In the records that come next, find every line with "this". Return those lines.

== == ==

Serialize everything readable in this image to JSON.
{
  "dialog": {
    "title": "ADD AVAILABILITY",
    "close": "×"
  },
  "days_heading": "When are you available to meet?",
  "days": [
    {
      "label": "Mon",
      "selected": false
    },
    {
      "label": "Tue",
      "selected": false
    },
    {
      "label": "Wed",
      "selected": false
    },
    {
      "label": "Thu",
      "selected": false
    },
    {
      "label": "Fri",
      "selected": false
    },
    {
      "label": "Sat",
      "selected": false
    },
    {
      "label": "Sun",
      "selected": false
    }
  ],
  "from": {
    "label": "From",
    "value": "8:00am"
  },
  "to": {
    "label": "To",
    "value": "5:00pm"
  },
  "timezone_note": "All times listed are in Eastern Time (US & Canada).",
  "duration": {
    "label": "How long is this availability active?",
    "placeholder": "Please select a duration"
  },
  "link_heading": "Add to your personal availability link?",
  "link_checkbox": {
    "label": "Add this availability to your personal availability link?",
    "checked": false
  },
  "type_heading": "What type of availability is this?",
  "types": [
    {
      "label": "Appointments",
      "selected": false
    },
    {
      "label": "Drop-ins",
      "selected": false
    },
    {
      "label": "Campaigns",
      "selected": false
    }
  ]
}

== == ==

▶ WRITTEN RESPONSE
Serialize everything readable in this image to JSON.
    "label": "How long is this availability active?",
    "label": "Add this availability to your personal availability link?",
  "type_heading": "What type of availability is this?",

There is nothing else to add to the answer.